### What needs to be done
The answer must consist of the entries, copied exactly and in full.

[Records drawn from a dataset]
▶
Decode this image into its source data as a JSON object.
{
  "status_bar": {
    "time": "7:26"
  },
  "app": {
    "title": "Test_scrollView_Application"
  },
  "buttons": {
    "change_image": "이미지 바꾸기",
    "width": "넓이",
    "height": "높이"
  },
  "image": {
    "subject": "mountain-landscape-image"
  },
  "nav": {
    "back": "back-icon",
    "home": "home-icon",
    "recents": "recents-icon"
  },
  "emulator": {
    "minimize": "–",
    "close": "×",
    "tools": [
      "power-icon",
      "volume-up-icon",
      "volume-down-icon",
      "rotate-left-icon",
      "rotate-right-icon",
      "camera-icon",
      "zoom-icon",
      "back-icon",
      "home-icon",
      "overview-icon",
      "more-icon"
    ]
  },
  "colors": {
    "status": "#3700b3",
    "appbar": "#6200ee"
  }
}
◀
### Result
Decode this image into its source data as a JSON object.
{
  "status_bar": {
    "time": "7:26"
  },
  "app": {
    "title": "Test_scrollView_Application"
  },
  "buttons": {
    "change_image": "이미지 바꾸기",
    "width": "넓이",
    "height": "높이"
  },
  "image": {
    "subject": "mountain-landscape-image"
  },
  "nav": {
    "back": "back-icon",
    "home": "home-icon",
    "recents": "recents-icon"
  },
  "emulator": {
    "minimize": "–",
    "close": "×",
    "tools": [
      "power-icon",
      "volume-up-icon",
      "volume-down-icon",
      "rotate-left-icon",
      "rotate-right-icon",
      "camera-icon",
      "zoom-icon",
      "back-icon",
      "home-icon",
      "overview-icon",
      "more-icon"
    ]
  },
  "colors": {
    "status": "#3700b3",
    "appbar": "#6200ee"
  }
}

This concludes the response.